1820 Pierre-Joseph-Olivier Chauveau the first Premier of the Canadian province of Quebec following the establishment of the Dominion of Canada in 1867.
1824 Elizabeth Campbell Duchess of Argyll a British noblewoman and abolitionist. Born the eldest daughter of the 2nd Duke of Sutherland by his wife Lady Harriet Howard, in 1844 she married George Douglas Campbell, Marquess of Lorne, eldest son and heir to the 7th Duke of Argyll. Elizabeth became the Duchess of Argyll in 1847 when her husband succeeded his father. They had twelve children, including John Campbell, 9th Duke of Argyll who in 1871 married Princess Louise, fourth daughter of Queen Victoria
1824 Gustav Simon (surgeon) a German surgeon.
1824 Ōmura Masujirō a Japanese military leader and theorist in Bakumatsu period Japan. He is regarded as the "Father of the Modern Japanese Army"
1835 Amand Struve a Baltic German military engineer and bridge specialist of Russian Empire. Lieutenant General
1835 Alfred Austin an English poet who was appointed Poet Laureate in 1896 upon the death of Alfred, Lord Tennyson.
1839 Ellen Franz a German pianist and actress.
1840 Anton Hubert Fischer a Roman Catholic Archbishop of Cologne and Cardinal.
1841 Matilde of the Sacred Heart a Spanish Roman Catholic Religious Sister and the foundress of the Daughters of Mary, Mother of the Church. She has been beatified by the Catholic Church
1844 Félix Arnaudin a French poet and photographer, and a specialist in Haute-Lande folklore. In Gascony, Arnaudin created his collection of tales by attending gatherings, as well as at marriages and at various agricultural festivals. He left 3,000 photos at the Musée d'Aquitaine in Bordeaux
1845 Amadeo I of Spain the only King of Spain from the House of Savoy. He was the second son of King Vittorio Emanuele II of Italy and was known for most of his life as the Duke of Aosta, but reigned briefly as King of Spain from 1870 to 1873

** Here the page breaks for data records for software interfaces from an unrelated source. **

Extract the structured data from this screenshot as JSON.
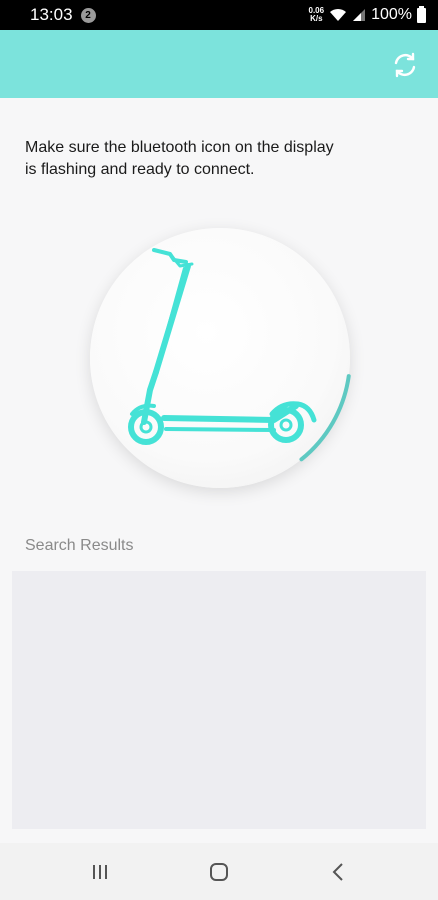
{
  "status_bar": {
    "time": "13:03",
    "notification_count": "2",
    "net_speed_value": "0.06",
    "net_speed_unit": "K/s",
    "battery": "100%"
  },
  "header": {
    "refresh_icon": "refresh-icon"
  },
  "main": {
    "instruction": "Make sure the bluetooth icon on the display\n is flashing and ready to connect.",
    "results_label": "Search Results",
    "search_progress_fraction": 0.12,
    "results": []
  },
  "colors": {
    "accent": "#7ce3dc",
    "scooter": "#45e2d6",
    "progress_arc": "#5ec9c2"
  },
  "nav": {
    "recents_icon": "recents-icon",
    "home_icon": "home-icon",
    "back_icon": "back-icon"
  }
}
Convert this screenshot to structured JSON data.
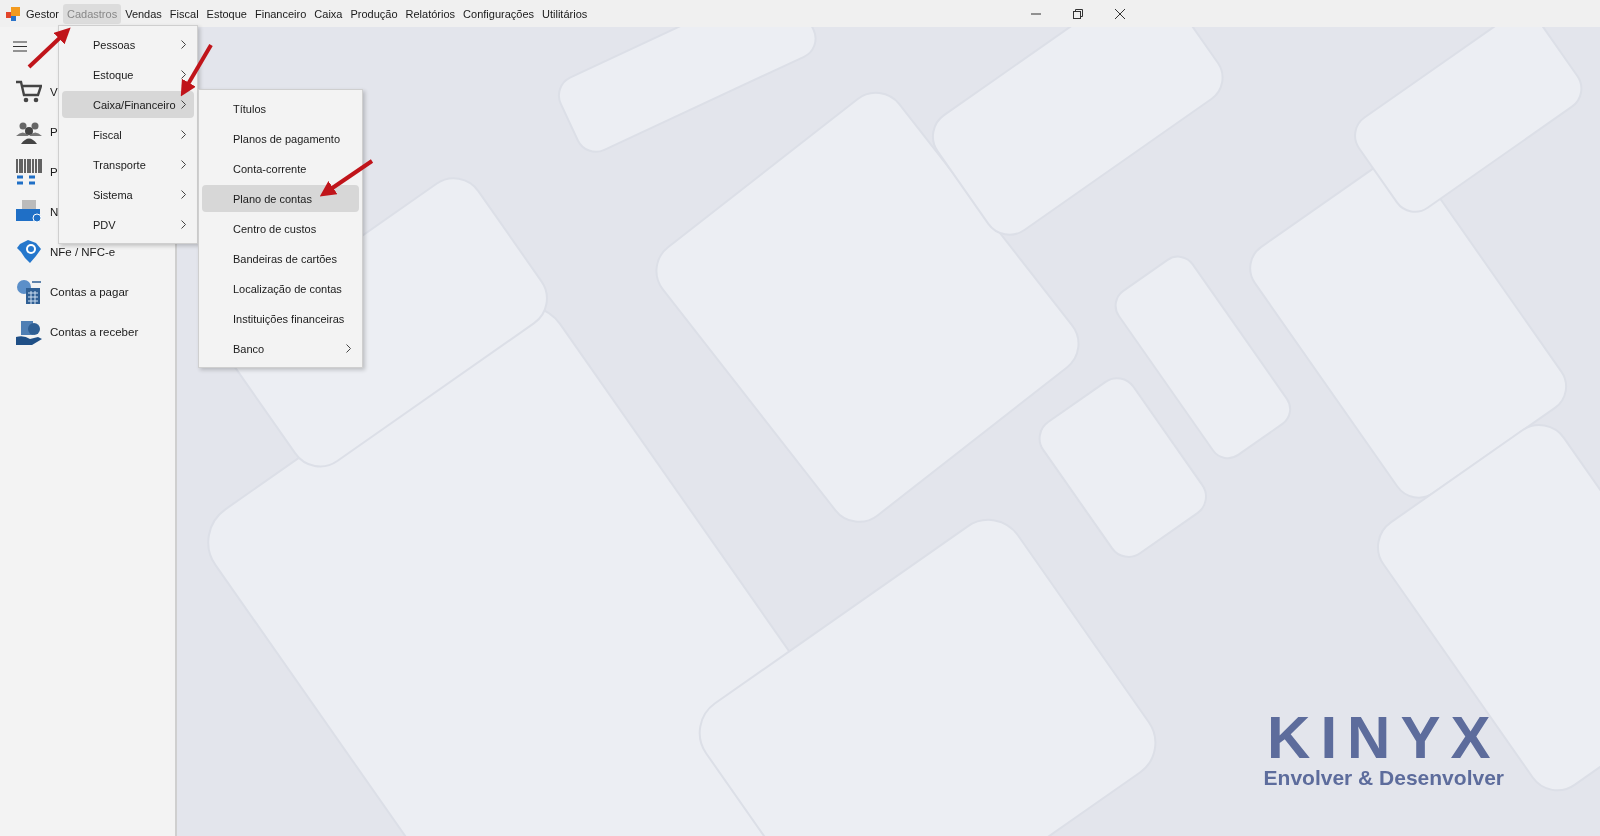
{
  "app_name": "Gestor",
  "menubar": [
    {
      "label": "Cadastros",
      "selected": true
    },
    {
      "label": "Vendas",
      "selected": false
    },
    {
      "label": "Fiscal",
      "selected": false
    },
    {
      "label": "Estoque",
      "selected": false
    },
    {
      "label": "Financeiro",
      "selected": false
    },
    {
      "label": "Caixa",
      "selected": false
    },
    {
      "label": "Produção",
      "selected": false
    },
    {
      "label": "Relatórios",
      "selected": false
    },
    {
      "label": "Configurações",
      "selected": false
    },
    {
      "label": "Utilitários",
      "selected": false
    }
  ],
  "sidebar": {
    "items": [
      {
        "label": "V"
      },
      {
        "label": "P"
      },
      {
        "label": "P"
      },
      {
        "label": "N"
      },
      {
        "label": "NFe / NFC-e"
      },
      {
        "label": "Contas a pagar"
      },
      {
        "label": "Contas a receber"
      }
    ]
  },
  "dropdown": {
    "items": [
      {
        "label": "Pessoas",
        "selected": false,
        "submenu": true
      },
      {
        "label": "Estoque",
        "selected": false,
        "submenu": true
      },
      {
        "label": "Caixa/Financeiro",
        "selected": true,
        "submenu": true
      },
      {
        "label": "Fiscal",
        "selected": false,
        "submenu": true
      },
      {
        "label": "Transporte",
        "selected": false,
        "submenu": true
      },
      {
        "label": "Sistema",
        "selected": false,
        "submenu": true
      },
      {
        "label": "PDV",
        "selected": false,
        "submenu": true
      }
    ]
  },
  "submenu": {
    "items": [
      {
        "label": "Títulos",
        "selected": false,
        "submenu": false
      },
      {
        "label": "Planos de pagamento",
        "selected": false,
        "submenu": false
      },
      {
        "label": "Conta-corrente",
        "selected": false,
        "submenu": false
      },
      {
        "label": "Plano de contas",
        "selected": true,
        "submenu": false
      },
      {
        "label": "Centro de custos",
        "selected": false,
        "submenu": false
      },
      {
        "label": "Bandeiras de cartões",
        "selected": false,
        "submenu": false
      },
      {
        "label": "Localização de contas",
        "selected": false,
        "submenu": false
      },
      {
        "label": "Instituições financeiras",
        "selected": false,
        "submenu": false
      },
      {
        "label": "Banco",
        "selected": false,
        "submenu": true
      }
    ]
  },
  "logo": {
    "wordmark": "KINYX",
    "tagline": "Envolver & Desenvolver"
  }
}
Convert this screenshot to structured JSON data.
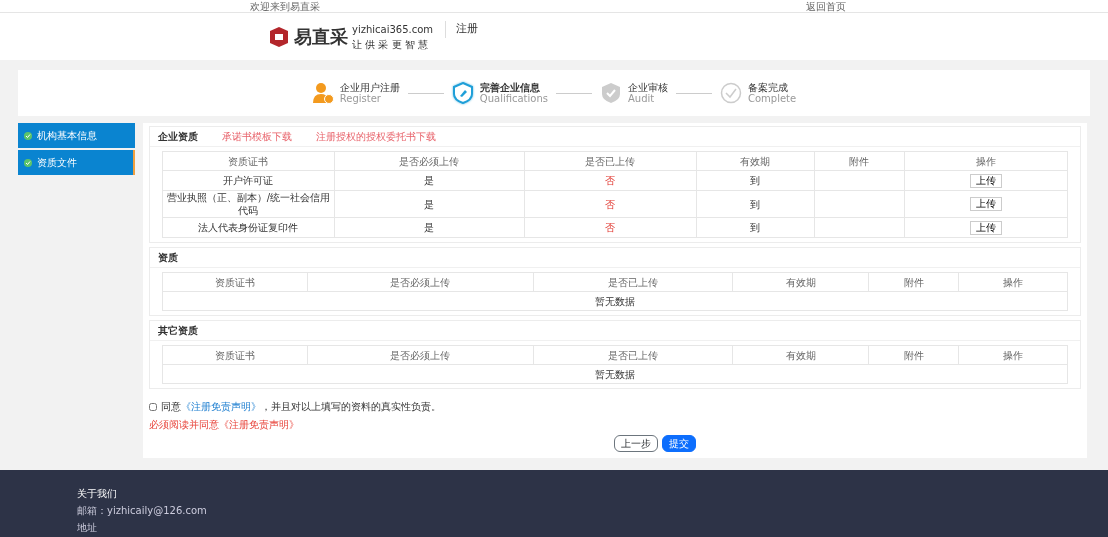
{
  "top_bar": {
    "welcome": "欢迎来到易直采",
    "home_link": "返回首页"
  },
  "header": {
    "logo_name": "易直采",
    "logo_domain": "yizhicai365.com",
    "logo_slogan": "让 供 采 更 智 慧",
    "page_title": "注册"
  },
  "steps": [
    {
      "title": "企业用户注册",
      "subtitle": "Register",
      "completed": true,
      "selected": false
    },
    {
      "title": "完善企业信息",
      "subtitle": "Qualifications",
      "completed": false,
      "selected": true
    },
    {
      "title": "企业审核",
      "subtitle": "Audit",
      "completed": false,
      "selected": false
    },
    {
      "title": "备案完成",
      "subtitle": "Complete",
      "completed": false,
      "selected": false
    }
  ],
  "sidebar": {
    "items": [
      {
        "label": "机构基本信息",
        "checked": true,
        "selected": false
      },
      {
        "label": "资质文件",
        "checked": true,
        "selected": true
      }
    ]
  },
  "sections": [
    {
      "title": "企业资质",
      "links": [
        "承诺书模板下载",
        "注册授权的授权委托书下载"
      ],
      "columns": [
        "资质证书",
        "是否必须上传",
        "是否已上传",
        "有效期",
        "附件",
        "操作"
      ],
      "rows": [
        {
          "name": "开户许可证",
          "required": "是",
          "uploaded": "否",
          "validity": "到",
          "action": "上传"
        },
        {
          "name": "营业执照（正、副本）/统一社会信用代码",
          "required": "是",
          "uploaded": "否",
          "validity": "到",
          "action": "上传"
        },
        {
          "name": "法人代表身份证复印件",
          "required": "是",
          "uploaded": "否",
          "validity": "到",
          "action": "上传"
        }
      ]
    },
    {
      "title": "资质",
      "columns": [
        "资质证书",
        "是否必须上传",
        "是否已上传",
        "有效期",
        "附件",
        "操作"
      ],
      "empty": "暂无数据"
    },
    {
      "title": "其它资质",
      "columns": [
        "资质证书",
        "是否必须上传",
        "是否已上传",
        "有效期",
        "附件",
        "操作"
      ],
      "empty": "暂无数据"
    }
  ],
  "agreement": {
    "checked": false,
    "text_before": "同意",
    "link": "《注册免责声明》",
    "text_after": "，并且对以上填写的资料的真实性负责。",
    "error": "必须阅读并同意《注册免责声明》"
  },
  "buttons": [
    {
      "label": "上一步",
      "kind": "secondary"
    },
    {
      "label": "提交",
      "kind": "primary"
    }
  ],
  "footer": {
    "title": "关于我们",
    "email": "邮箱：yizhicaily@126.com",
    "address": "地址"
  }
}
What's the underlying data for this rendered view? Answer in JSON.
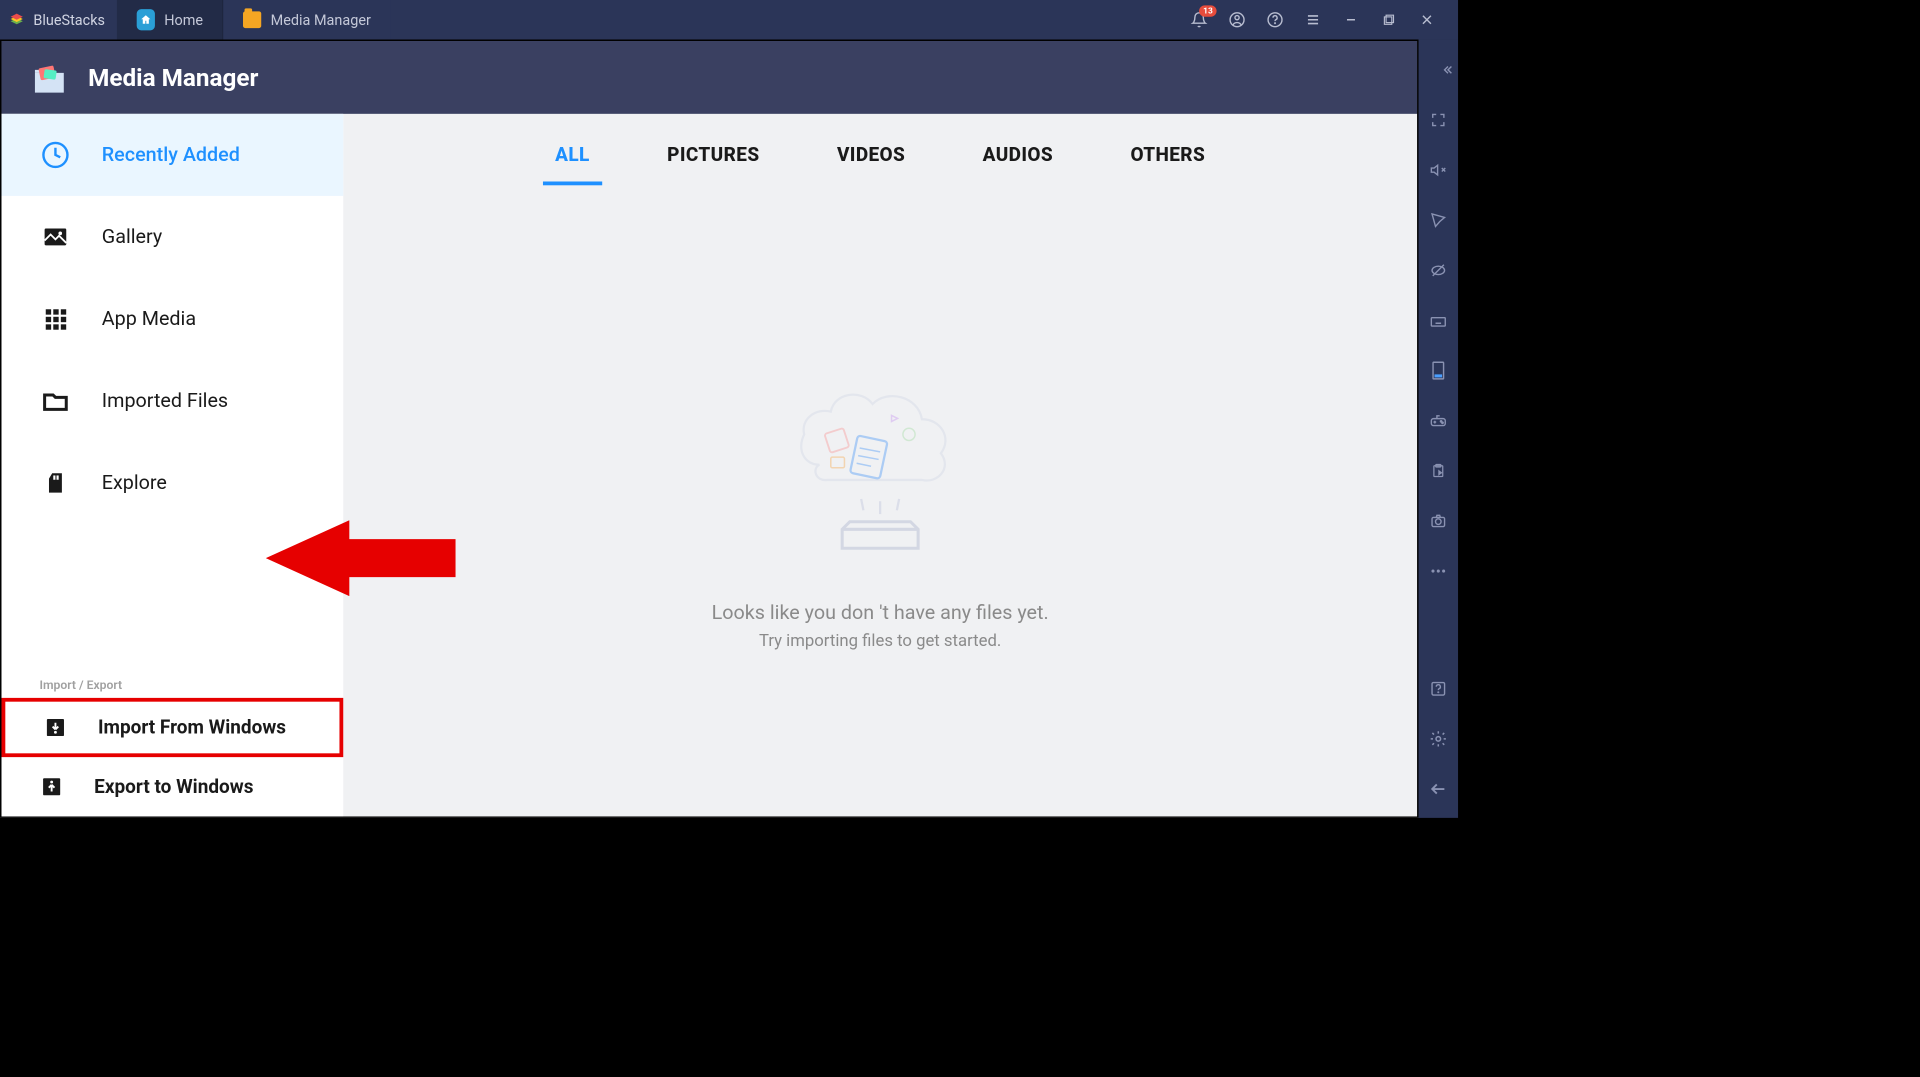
{
  "titlebar": {
    "brand": "BlueStacks",
    "tabs": [
      {
        "label": "Home",
        "icon": "home"
      },
      {
        "label": "Media Manager",
        "icon": "folder"
      }
    ],
    "notification_count": "13"
  },
  "app_header": {
    "title": "Media Manager"
  },
  "sidebar": {
    "items": [
      {
        "id": "recent",
        "label": "Recently Added",
        "active": true
      },
      {
        "id": "gallery",
        "label": "Gallery"
      },
      {
        "id": "appmedia",
        "label": "App Media"
      },
      {
        "id": "imported",
        "label": "Imported Files"
      },
      {
        "id": "explore",
        "label": "Explore"
      }
    ],
    "section_label": "Import / Export",
    "io_items": [
      {
        "id": "import",
        "label": "Import From Windows",
        "highlighted": true
      },
      {
        "id": "export",
        "label": "Export to Windows"
      }
    ]
  },
  "content": {
    "tabs": [
      {
        "id": "all",
        "label": "ALL",
        "active": true
      },
      {
        "id": "pictures",
        "label": "PICTURES"
      },
      {
        "id": "videos",
        "label": "VIDEOS"
      },
      {
        "id": "audios",
        "label": "AUDIOS"
      },
      {
        "id": "others",
        "label": "OTHERS"
      }
    ],
    "empty": {
      "line1": "Looks like you don 't have any files yet.",
      "line2": "Try importing files to get started."
    }
  }
}
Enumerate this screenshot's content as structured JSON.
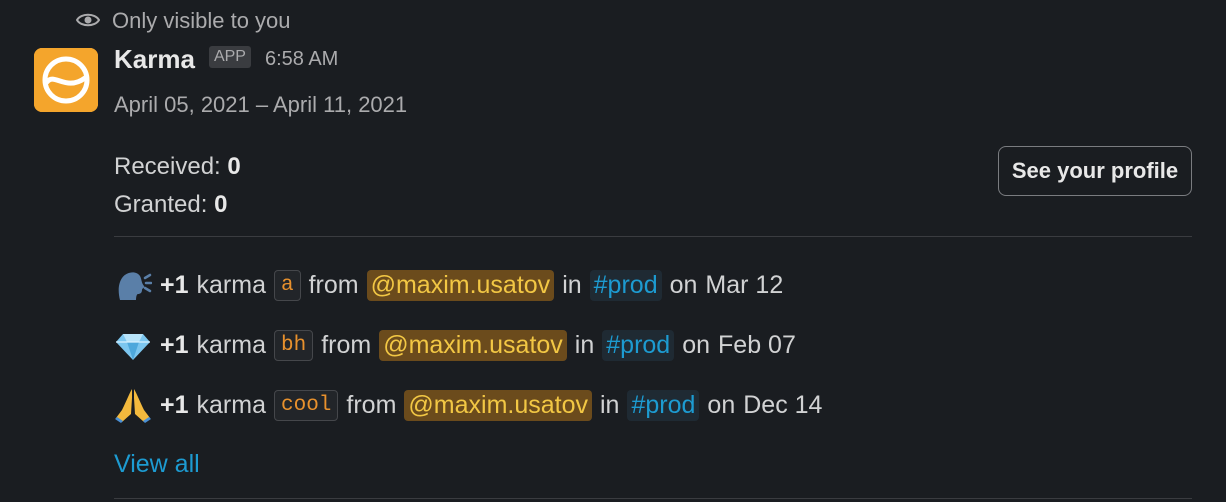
{
  "visibility": {
    "icon": "eye-icon",
    "text": "Only visible to you"
  },
  "message": {
    "app_name": "Karma",
    "badge": "APP",
    "time": "6:58 AM",
    "date_range": "April 05, 2021 – April 11, 2021",
    "received_label": "Received:",
    "received_value": "0",
    "granted_label": "Granted:",
    "granted_value": "0",
    "profile_button": "See your profile",
    "view_all": "View all"
  },
  "karma_entries": [
    {
      "icon": "speaking-head-emoji",
      "plus": "+1",
      "karma": "karma",
      "tag": "a",
      "from": "from",
      "user": "@maxim.usatov",
      "in": "in",
      "channel": "#prod",
      "on": "on",
      "date": "Mar 12"
    },
    {
      "icon": "gem-emoji",
      "plus": "+1",
      "karma": "karma",
      "tag": "bh",
      "from": "from",
      "user": "@maxim.usatov",
      "in": "in",
      "channel": "#prod",
      "on": "on",
      "date": "Feb 07"
    },
    {
      "icon": "folded-hands-emoji",
      "plus": "+1",
      "karma": "karma",
      "tag": "cool",
      "from": "from",
      "user": "@maxim.usatov",
      "in": "in",
      "channel": "#prod",
      "on": "on",
      "date": "Dec 14"
    }
  ],
  "colors": {
    "background": "#1a1d21",
    "avatar": "#f4a52c",
    "link": "#1d9bd1",
    "mention_bg": "#6b4b1c",
    "mention_text": "#f2c744",
    "code_text": "#e8912d"
  }
}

1846 Philip Watts (naval architect) a British naval architect, famous for his design of the revolutionary Elswick cruiser and HMS Dreadnought.
1846 Angelo Mosso the 19th century Italian physiologist who invented the first neuroimaging technique ever, known as 'human circulation balance'.
1846 Peter Carl Fabergé a Russian jeweller, best known for the famous Fabergé eggs, made in the style of genuine Easter eggs, but using precious metals and gemstones rather than more mundane materials.
1852 Count Manfred von Clary-Aldringen an Austro-Hungarian nobleman and statesman. He served as the 16th Minister-President of Cisleithania
1853 Władysław Leon Sapieha a Polish prince and magnate, member of the Sapieha family , landowner, social activist, deputy to the Diet of Galicia and Reichsrat.
1858 Maurice Klippel a French physician for whom the conditions Klippel-Feil syndrome and Klippel-Trenaunay-Weber syndrome are named.
1859 Pierre Janet a pioneering French psychologist, philosopher and psychotherapist in the field of dissociation and traumatic memory.
1862 Konstantin Fofanov a Russian poet.